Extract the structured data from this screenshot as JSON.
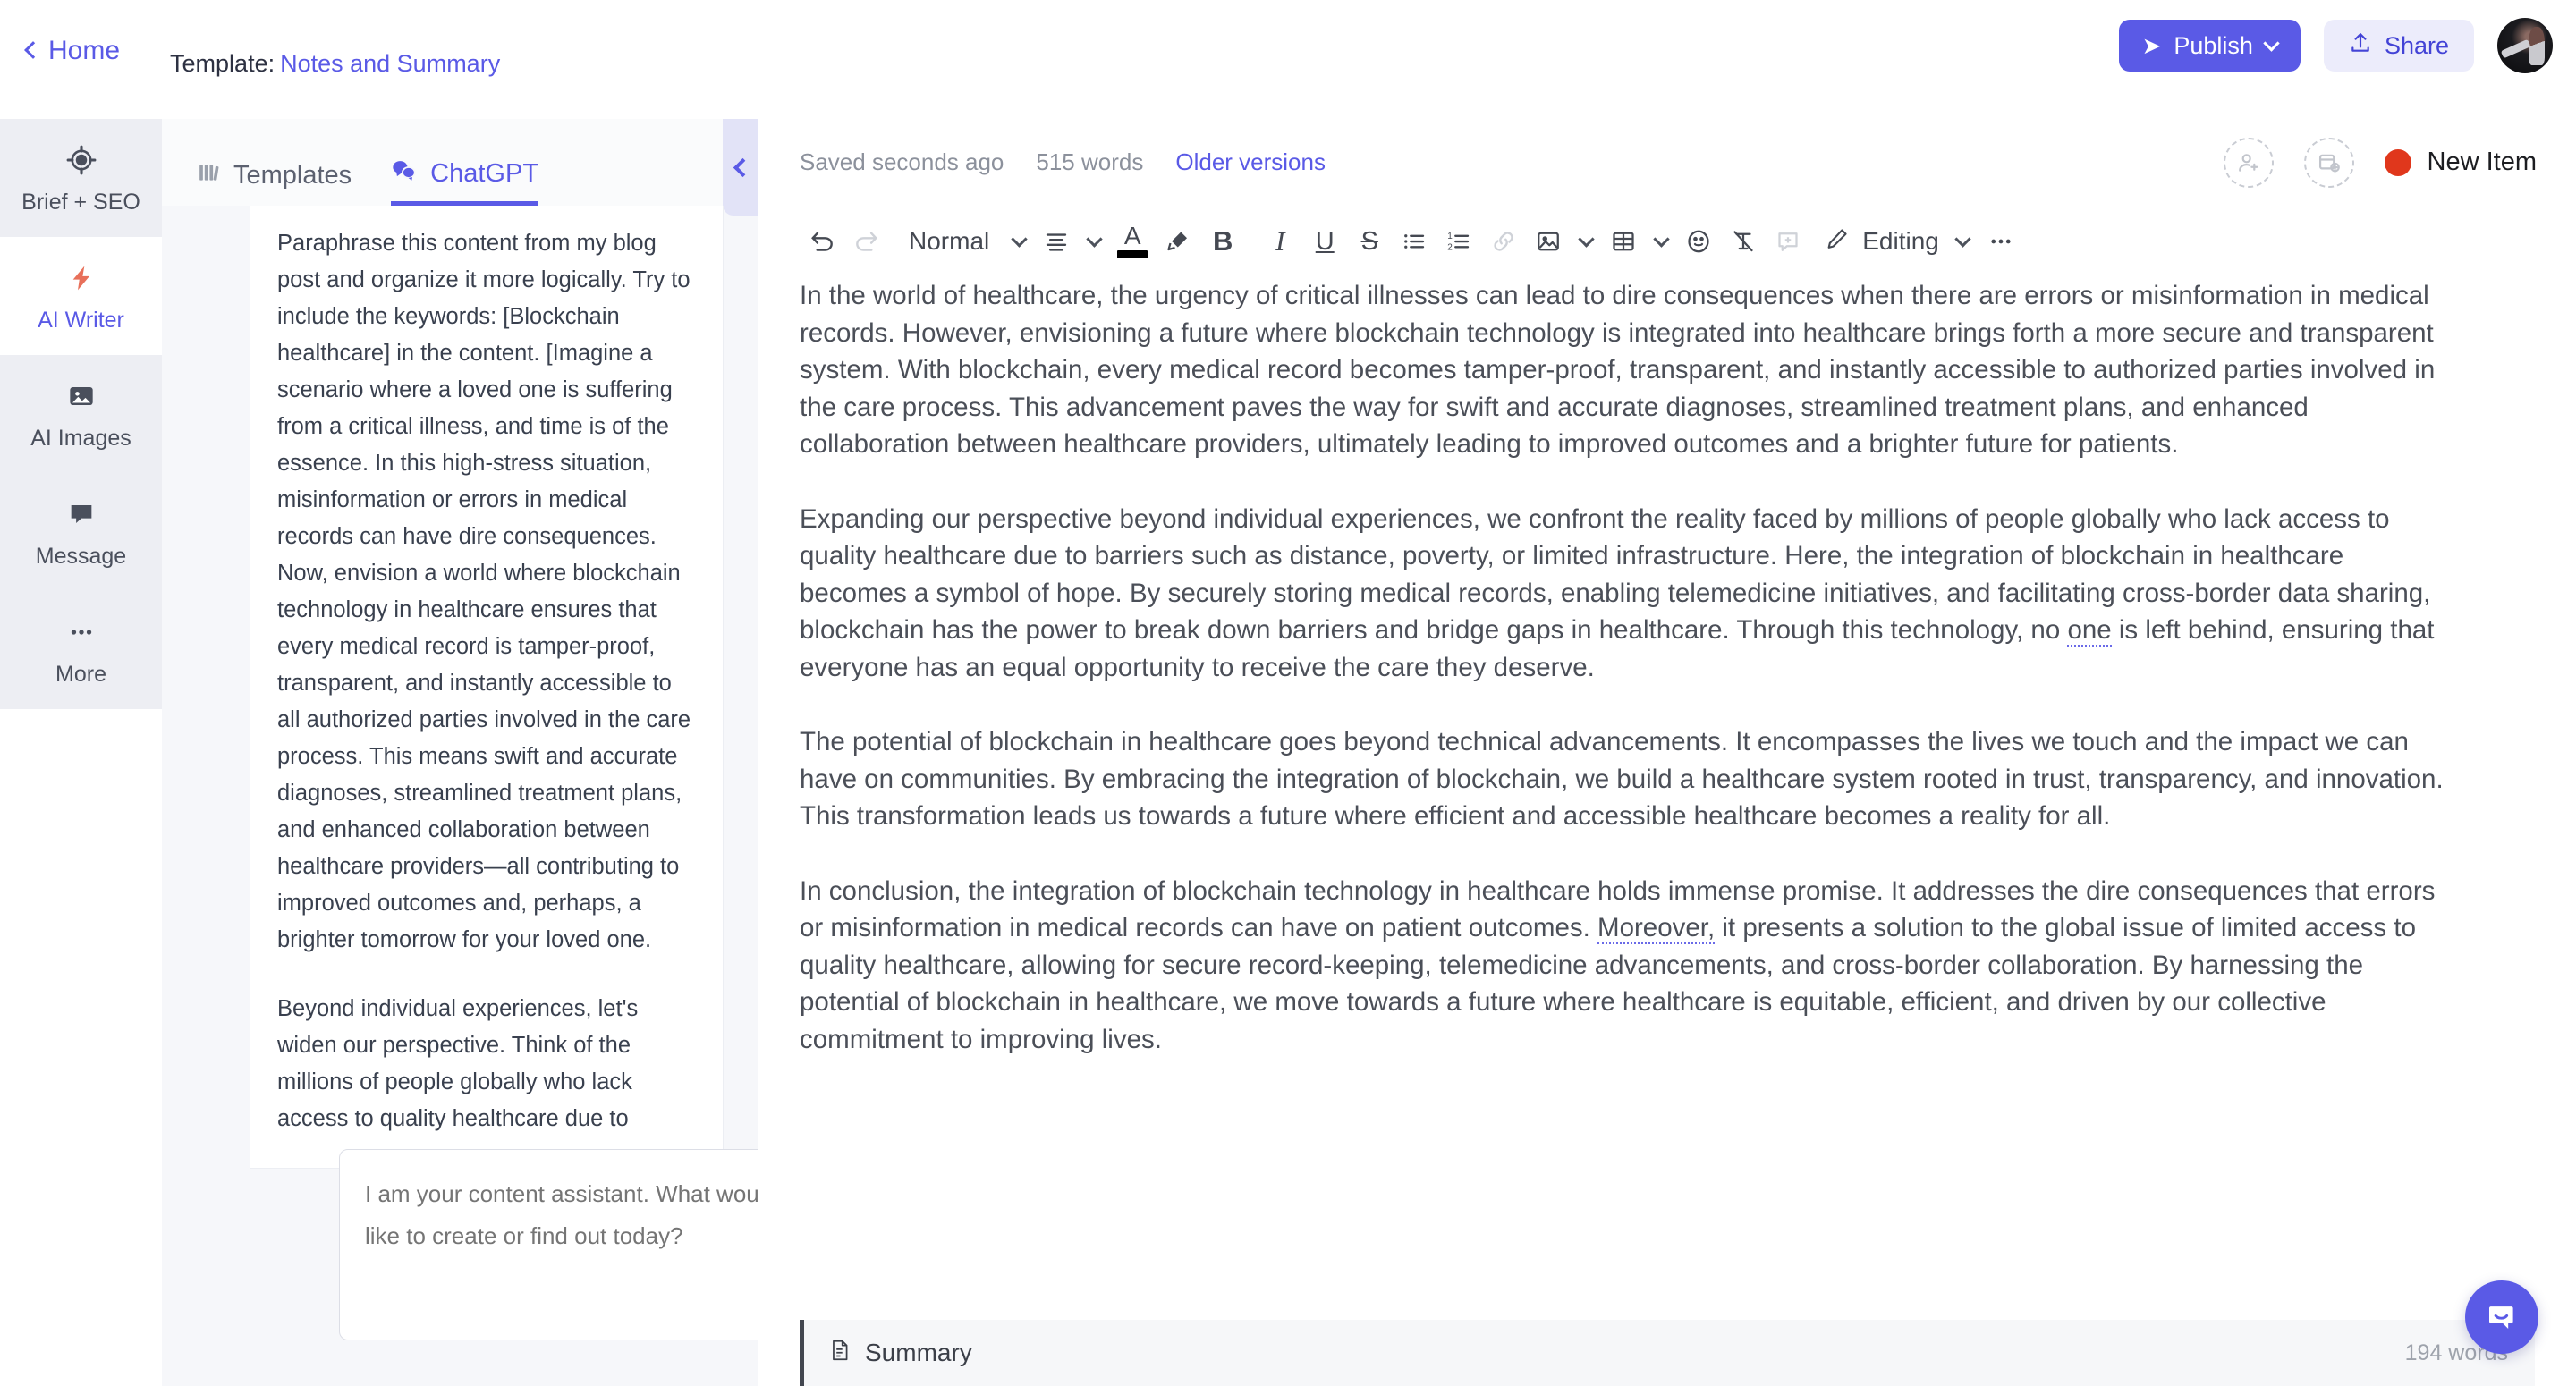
{
  "topbar": {
    "home_label": "Home",
    "template_prefix": "Template:",
    "template_name": "Notes and Summary",
    "publish_label": "Publish",
    "share_label": "Share"
  },
  "rail": {
    "items": [
      {
        "label": "Brief + SEO",
        "icon": "target-icon"
      },
      {
        "label": "AI Writer",
        "icon": "lightning-icon"
      },
      {
        "label": "AI Images",
        "icon": "image-icon"
      },
      {
        "label": "Message",
        "icon": "message-icon"
      },
      {
        "label": "More",
        "icon": "ellipsis-icon"
      }
    ]
  },
  "chat": {
    "tabs": [
      {
        "label": "Templates",
        "icon": "templates-icon",
        "active": false
      },
      {
        "label": "ChatGPT",
        "icon": "chat-bubbles-icon",
        "active": true
      }
    ],
    "messages": [
      "Paraphrase this content from my blog post and organize it more logically. Try to include the keywords: [Blockchain healthcare] in the content. [Imagine a scenario where a loved one is suffering from a critical illness, and time is of the essence. In this high-stress situation, misinformation or errors in medical records can have dire consequences. Now, envision a world where blockchain technology in healthcare ensures that every medical record is tamper-proof, transparent, and instantly accessible to all authorized parties involved in the care process. This means swift and accurate diagnoses, streamlined treatment plans, and enhanced collaboration between healthcare providers—all contributing to improved outcomes and, perhaps, a brighter tomorrow for your loved one.",
      "Beyond individual experiences, let's widen our perspective. Think of the millions of people globally who lack access to quality healthcare due to"
    ],
    "input_placeholder": "I am your content assistant. What would you like to create or find out today?",
    "input_value": ""
  },
  "editor": {
    "saved_status": "Saved seconds ago",
    "word_count": "515 words",
    "older_versions": "Older versions",
    "new_item_label": "New Item",
    "toolbar": {
      "undo": "undo-icon",
      "redo": "redo-icon",
      "style": "Normal",
      "editing_label": "Editing"
    },
    "paragraphs": [
      "In the world of healthcare, the urgency of critical illnesses can lead to dire consequences when there are errors or misinformation in medical records. However, envisioning a future where blockchain technology is integrated into healthcare brings forth a more secure and transparent system. With blockchain, every medical record becomes tamper-proof, transparent, and instantly accessible to authorized parties involved in the care process. This advancement paves the way for swift and accurate diagnoses, streamlined treatment plans, and enhanced collaboration between healthcare providers, ultimately leading to improved outcomes and a brighter future for patients.",
      "Expanding our perspective beyond individual experiences, we confront the reality faced by millions of people globally who lack access to quality healthcare due to barriers such as distance, poverty, or limited infrastructure. Here, the integration of blockchain in healthcare becomes a symbol of hope. By securely storing medical records, enabling telemedicine initiatives, and facilitating cross-border data sharing, blockchain has the power to break down barriers and bridge gaps in healthcare. Through this technology, no one is left behind, ensuring that everyone has an equal opportunity to receive the care they deserve.",
      "The potential of blockchain in healthcare goes beyond technical advancements. It encompasses the lives we touch and the impact we can have on communities. By embracing the integration of blockchain, we build a healthcare system rooted in trust, transparency, and innovation. This transformation leads us towards a future where efficient and accessible healthcare becomes a reality for all.",
      "In conclusion, the integration of blockchain technology in healthcare holds immense promise. It addresses the dire consequences that errors or misinformation in medical records can have on patient outcomes. Moreover, it presents a solution to the global issue of limited access to quality healthcare, allowing for secure record-keeping, telemedicine advancements, and cross-border collaboration. By harnessing the potential of blockchain in healthcare, we move towards a future where healthcare is equitable, efficient, and driven by our collective commitment to improving lives."
    ],
    "summary": {
      "title": "Summary",
      "word_count": "194 words"
    }
  },
  "colors": {
    "accent": "#5a5ae6",
    "status_dot": "#e0371c",
    "share_bg": "#ececfb",
    "panel_bg": "#f6f7fa"
  }
}
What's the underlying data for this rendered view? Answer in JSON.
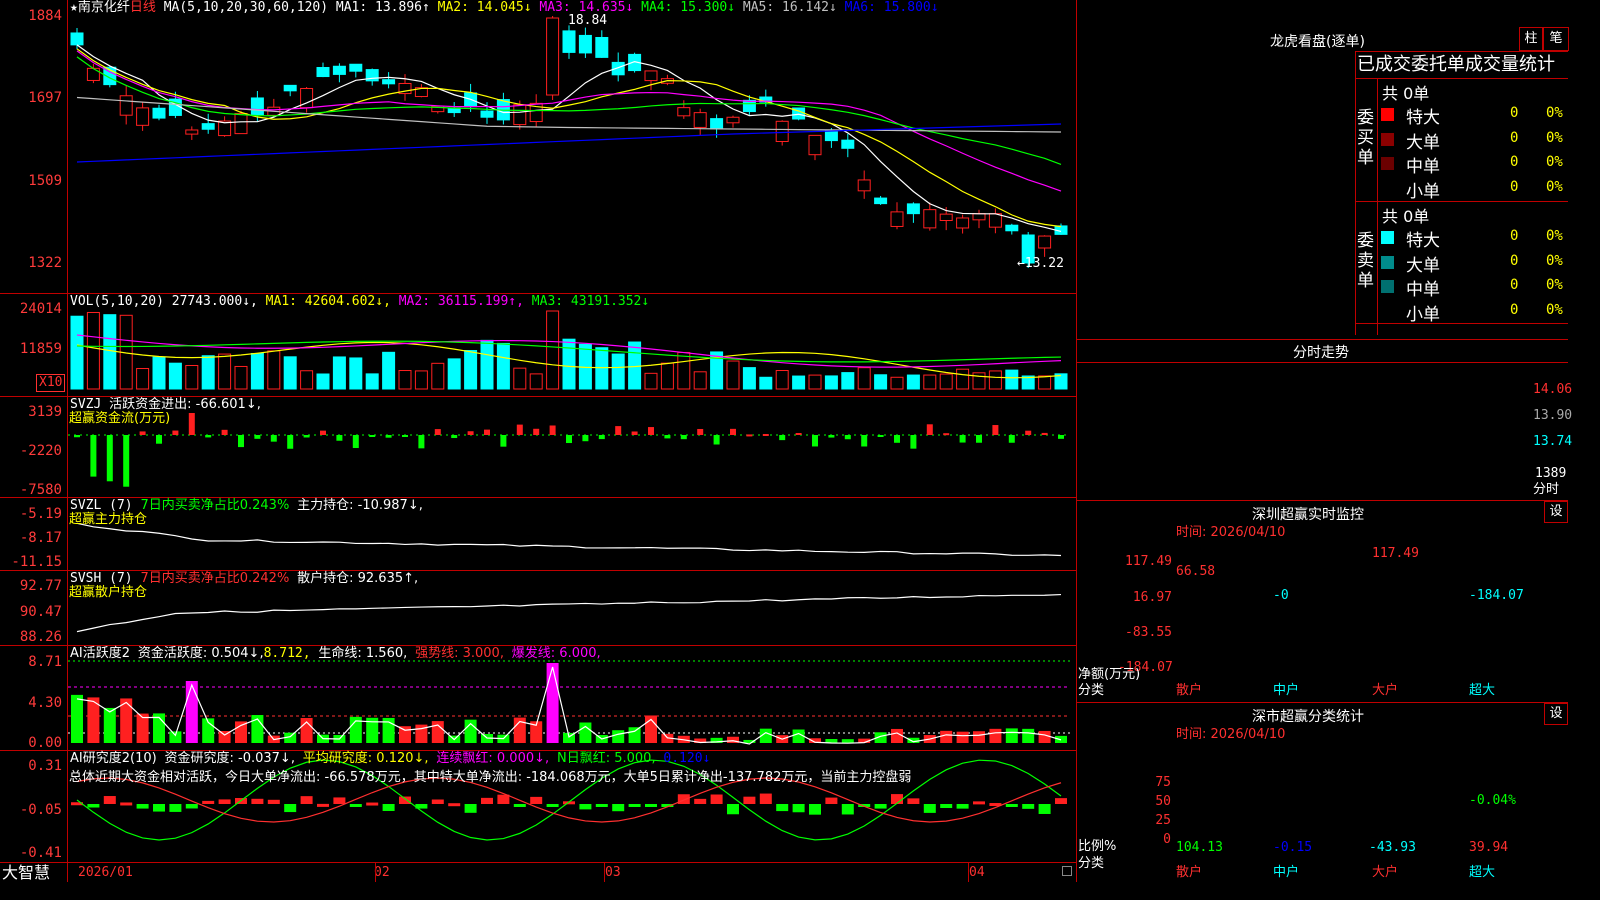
{
  "main_chart": {
    "star": "★",
    "stock_name": "南京化纤",
    "period": "日线",
    "ma_params": "MA(5,10,20,30,60,120)",
    "ma_items": [
      {
        "label": "MA1: 13.896↑",
        "color": "#ffffff"
      },
      {
        "label": "MA2: 14.045↓",
        "color": "#ffff00"
      },
      {
        "label": "MA3: 14.635↓",
        "color": "#ff00ff"
      },
      {
        "label": "MA4: 15.300↓",
        "color": "#00ff00"
      },
      {
        "label": "MA5: 16.142↓",
        "color": "#c0c0c0"
      },
      {
        "label": "MA6: 15.800↓",
        "color": "#0000ff"
      }
    ],
    "y_labels": [
      "1884",
      "1697",
      "1509",
      "1322"
    ],
    "high_mark": "18.84",
    "low_mark": "←13.22"
  },
  "vol_panel": {
    "title": "VOL(5,10,20)",
    "value": "27743.000↓,",
    "ma_items": [
      {
        "label": "MA1: 42604.602↓,",
        "color": "#ffff00"
      },
      {
        "label": "MA2: 36115.199↑,",
        "color": "#ff00ff"
      },
      {
        "label": "MA3: 43191.352↓",
        "color": "#00ff00"
      }
    ],
    "y_labels": [
      "24014",
      "11859"
    ],
    "unit": "X10"
  },
  "svzj_panel": {
    "title": "SVZJ",
    "line1": "活跃资金进出: -66.601↓,",
    "line2": "超赢资金流(万元)",
    "y_labels": [
      "3139",
      "-2220",
      "-7580"
    ]
  },
  "svzl_panel": {
    "title": "SVZL (7)",
    "ratio": "7日内买卖净占比0.243%",
    "main_hold": "主力持仓: -10.987↓,",
    "line2": "超赢主力持仓",
    "y_labels": [
      "-5.19",
      "-8.17",
      "-11.15"
    ]
  },
  "svsh_panel": {
    "title": "SVSH (7)",
    "ratio": "7日内买卖净占比0.242%",
    "retail_hold": "散户持仓: 92.635↑,",
    "line2": "超赢散户持仓",
    "y_labels": [
      "92.77",
      "90.47",
      "88.26"
    ]
  },
  "ai_active_panel": {
    "title": "AI活跃度2",
    "items": [
      {
        "label": "资金活跃度: 0.504↓,",
        "color": "#ffffff"
      },
      {
        "label": "8.712,",
        "color": "#ffff00"
      },
      {
        "label": "生命线: 1.560,",
        "color": "#ffffff"
      },
      {
        "label": "强势线: 3.000,",
        "color": "#ff3030"
      },
      {
        "label": "爆发线: 6.000,",
        "color": "#ff00ff"
      }
    ],
    "y_labels": [
      "8.71",
      "4.30",
      "0.00"
    ]
  },
  "ai_research_panel": {
    "title": "AI研究度2(10)",
    "items": [
      {
        "label": "资金研究度: -0.037↓,",
        "color": "#ffffff"
      },
      {
        "label": "平均研究度: 0.120↓,",
        "color": "#ffff00"
      },
      {
        "label": "连续飘红: 0.000↓,",
        "color": "#ff00ff"
      },
      {
        "label": "N日飘红: 5.000,",
        "color": "#00ff00"
      },
      {
        "label": "0.120↓",
        "color": "#0000ff"
      }
    ],
    "summary": "总体近期大资金相对活跃，今日大单净流出: -66.578万元，其中特大单净流出: -184.068万元，大单5日累计净出-137.782万元，当前主力控盘弱",
    "y_labels": [
      "0.31",
      "-0.05",
      "-0.41"
    ]
  },
  "x_axis": {
    "brand": "大智慧",
    "labels": [
      "2026/01",
      "02",
      "03",
      "04"
    ]
  },
  "right_panel": {
    "title": "龙虎看盘(逐单)",
    "btn_bar": "柱",
    "btn_pen": "笔",
    "header": "已成交委托单成交量统计",
    "buy": {
      "side_label": "委买单",
      "total": "共 0单",
      "rows": [
        {
          "name": "特大",
          "value": "0",
          "pct": "0%",
          "color": "#ff0000"
        },
        {
          "name": "大单",
          "value": "0",
          "pct": "0%",
          "color": "#8b0000"
        },
        {
          "name": "中单",
          "value": "0",
          "pct": "0%",
          "color": "#6b0000"
        },
        {
          "name": "小单",
          "value": "0",
          "pct": "0%",
          "color": "#000000"
        }
      ]
    },
    "sell": {
      "side_label": "委卖单",
      "total": "共 0单",
      "rows": [
        {
          "name": "特大",
          "value": "0",
          "pct": "0%",
          "color": "#00ffff"
        },
        {
          "name": "大单",
          "value": "0",
          "pct": "0%",
          "color": "#008b8b"
        },
        {
          "name": "中单",
          "value": "0",
          "pct": "0%",
          "color": "#007070"
        },
        {
          "name": "小单",
          "value": "0",
          "pct": "0%",
          "color": "#000000"
        }
      ]
    },
    "intraday": {
      "title": "分时走势",
      "y_labels": [
        "14.06",
        "13.90",
        "13.74"
      ],
      "vol_label": "1389",
      "bottom_label": "分时"
    },
    "sz_monitor": {
      "title": "深圳超赢实时监控",
      "settings": "设",
      "time": "时间: 2026/04/10",
      "y_labels": [
        "117.49",
        "16.97",
        "-83.55",
        "-184.07"
      ],
      "axis_label": "净额(万元)",
      "axis_label2": "分类",
      "categories": [
        "散户",
        "中户",
        "大户",
        "超大"
      ],
      "values": [
        66.58,
        -0.0,
        117.49,
        -184.07
      ],
      "value_labels": [
        "66.58",
        "-0",
        "117.49",
        "-184.07"
      ]
    },
    "sz_class": {
      "title": "深市超赢分类统计",
      "settings": "设",
      "time": "时间: 2026/04/10",
      "y_labels": [
        "75",
        "50",
        "25",
        "0"
      ],
      "axis_label": "比例%",
      "axis_label2": "分类",
      "categories": [
        "散户",
        "中户",
        "大户",
        "超大"
      ],
      "values": [
        104.13,
        -0.15,
        -43.93,
        39.94
      ],
      "value_labels": [
        "104.13",
        "-0.15",
        "-43.93",
        "39.94"
      ],
      "overlay_label": "-0.04%"
    }
  }
}
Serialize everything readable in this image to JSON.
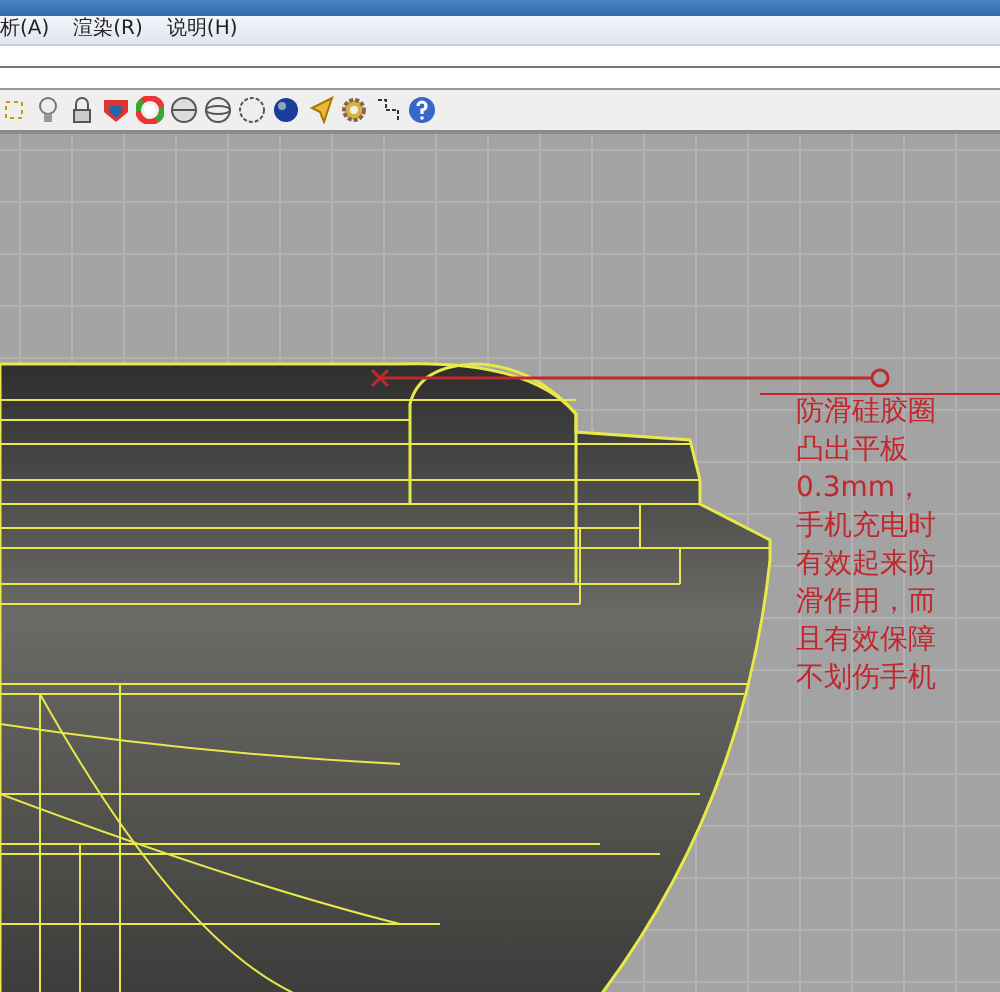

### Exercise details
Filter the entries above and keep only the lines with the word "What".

### Completed task
    "input_placeholder": "I am your content assistant. What would you like to create or find out today?",
What's the underlying data for this rendered view? Answer in JSON.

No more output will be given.